The nature of scientific work : a study of how science is used in work settings and the implications for education and training programmes
This thesis explores the work of scientists and shows how a description of the main characteristics of scientific work can be constructed. This description forms the basis of a critical appraisal of how scientific education and training could develop to better match the needs of those who wish to pursue a career in science. In the early chapters authoritative reports on science, technology and mathematics in the context of work are analysed to create an overview of how scientists work, of their role within the UK economy and of the knowledge and skills which charactense their expertise. The main part of the research study is the creation of an evidence base which includes data from interview, work observation and documents. Scientists from 28 organisations contributed information and opinion, these people covered the main domains of science. The organisations included both public and private and ranged from small departments to research units in multi-national companies.

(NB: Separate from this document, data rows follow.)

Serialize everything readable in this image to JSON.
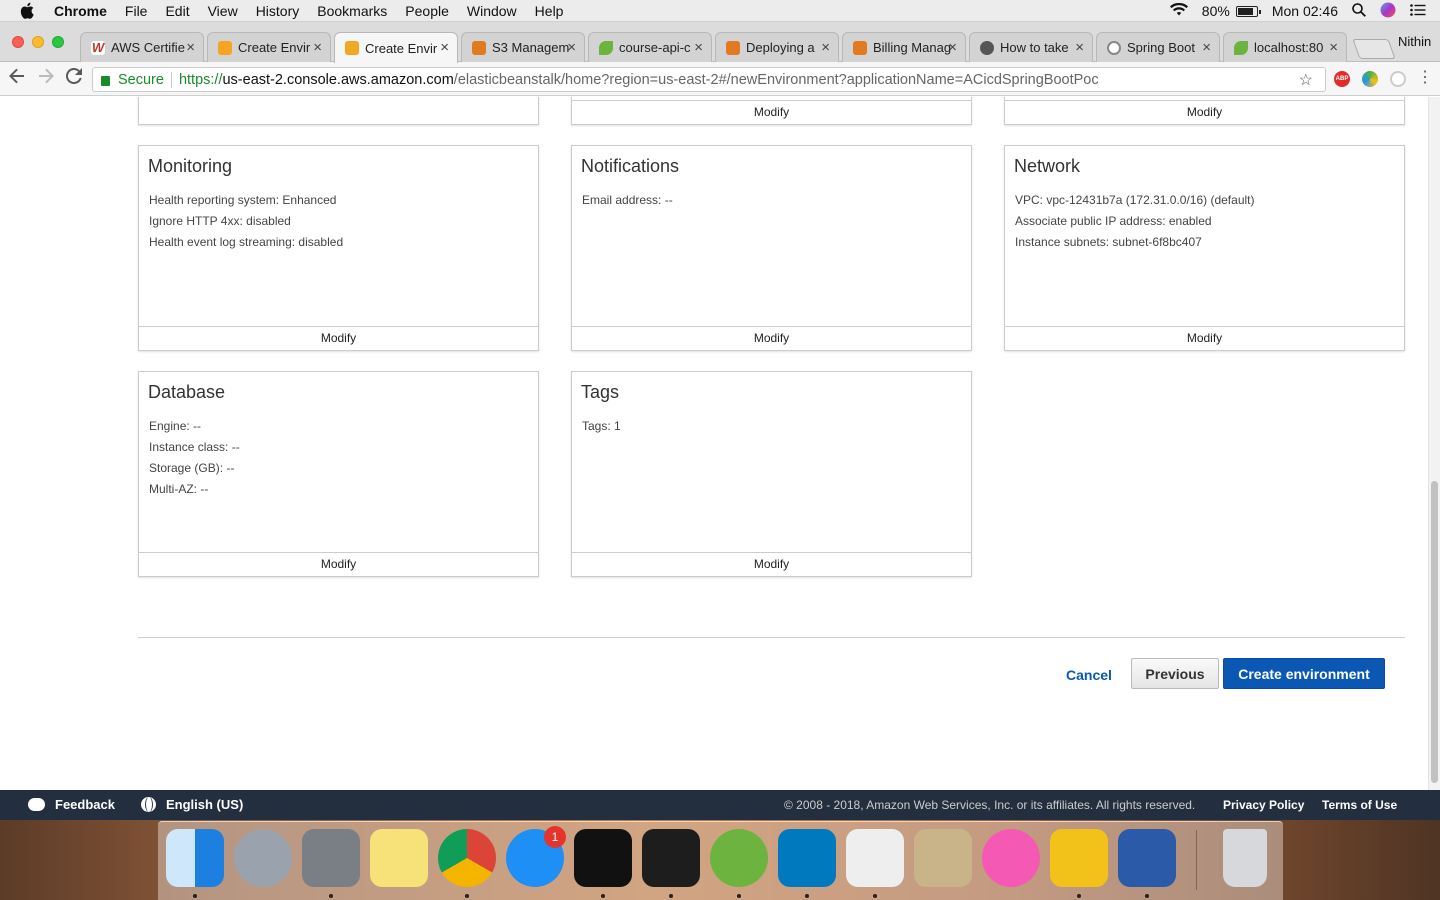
{
  "menubar": {
    "app": "Chrome",
    "items": [
      "File",
      "Edit",
      "View",
      "History",
      "Bookmarks",
      "People",
      "Window",
      "Help"
    ],
    "battery": "80%",
    "clock": "Mon 02:46"
  },
  "tabs": [
    {
      "title": "AWS Certifie",
      "fav": "#c0392b"
    },
    {
      "title": "Create Envir",
      "fav": "#f2a623"
    },
    {
      "title": "Create Envir",
      "fav": "#f2a623",
      "active": true
    },
    {
      "title": "S3 Managem",
      "fav": "#e07b24"
    },
    {
      "title": "course-api-c",
      "fav": "#6db33f"
    },
    {
      "title": "Deploying a",
      "fav": "#e07b24"
    },
    {
      "title": "Billing Manag",
      "fav": "#e07b24"
    },
    {
      "title": "How to take",
      "fav": "#555555"
    },
    {
      "title": "Spring Boot",
      "fav": "#888888"
    },
    {
      "title": "localhost:80",
      "fav": "#6db33f"
    }
  ],
  "profile": "Nithin",
  "address": {
    "secure": "Secure",
    "scheme": "https://",
    "host": "us-east-2.console.aws.amazon.com",
    "path": "/elasticbeanstalk/home?region=us-east-2#/newEnvironment?applicationName=ACicdSpringBootPoc"
  },
  "modify_label": "Modify",
  "cards": {
    "monitoring": {
      "title": "Monitoring",
      "lines": [
        "Health reporting system: Enhanced",
        "Ignore HTTP 4xx: disabled",
        "Health event log streaming: disabled"
      ]
    },
    "notifications": {
      "title": "Notifications",
      "lines": [
        "Email address: --"
      ]
    },
    "network": {
      "title": "Network",
      "lines": [
        "VPC: vpc-12431b7a (172.31.0.0/16) (default)",
        "Associate public IP address: enabled",
        "Instance subnets: subnet-6f8bc407"
      ]
    },
    "database": {
      "title": "Database",
      "lines": [
        "Engine: --",
        "Instance class: --",
        "Storage (GB): --",
        "Multi-AZ: --"
      ]
    },
    "tags": {
      "title": "Tags",
      "lines": [
        "Tags: 1"
      ]
    }
  },
  "actions": {
    "cancel": "Cancel",
    "previous": "Previous",
    "create": "Create environment"
  },
  "footer": {
    "feedback": "Feedback",
    "language": "English (US)",
    "copyright": "© 2008 - 2018, Amazon Web Services, Inc. or its affiliates. All rights reserved.",
    "privacy": "Privacy Policy",
    "terms": "Terms of Use"
  },
  "dock": {
    "apps": [
      {
        "name": "finder-icon",
        "color": "#3a8ee6",
        "running": true
      },
      {
        "name": "launchpad-icon",
        "color": "#9aa3ad",
        "running": false
      },
      {
        "name": "system-preferences-icon",
        "color": "#7a7f86",
        "running": true
      },
      {
        "name": "notes-icon",
        "color": "#f7e27a",
        "running": false
      },
      {
        "name": "chrome-icon",
        "color": "#db4437",
        "running": true
      },
      {
        "name": "app-store-icon",
        "color": "#1e8ff5",
        "running": false
      },
      {
        "name": "intellij-icon",
        "color": "#111111",
        "running": true
      },
      {
        "name": "terminal-icon",
        "color": "#1d1d1d",
        "running": true
      },
      {
        "name": "spring-tool-suite-icon",
        "color": "#6db33f",
        "running": true
      },
      {
        "name": "trello-icon",
        "color": "#0079bf",
        "running": true
      },
      {
        "name": "textedit-icon",
        "color": "#eeeeee",
        "running": true
      },
      {
        "name": "keychain-icon",
        "color": "#c9b48a",
        "running": false
      },
      {
        "name": "itunes-icon",
        "color": "#f45ab4",
        "running": false
      },
      {
        "name": "winzip-icon",
        "color": "#f2c21b",
        "running": true
      },
      {
        "name": "word-icon",
        "color": "#2b5aa8",
        "running": true
      },
      {
        "name": "trash-icon",
        "color": "#d6d8db",
        "running": false
      }
    ],
    "badge": "1"
  }
}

The data is summarised under headings which have a bearing on the education and training of scientists. Particular attention is given to scientific explanatoiy concepts, concepts concerned with planning experiments, practical skills and analytical skills. The research has revealed the critical importance of a range of non-scientific skills. A commentary on the views of working scientists on aspects of scientific education and training is given and a preliminary match and mismatch analysis of work practice and general educational provision is sununarised. The thesis covers ground which is poorly researched therefore some theoretical constructions have been developed to aid research of this kind. The research shows how the analysis of practice has potential for modemising educational provision, leading to more efficient use of resources and bringing greater relevance to educational courses.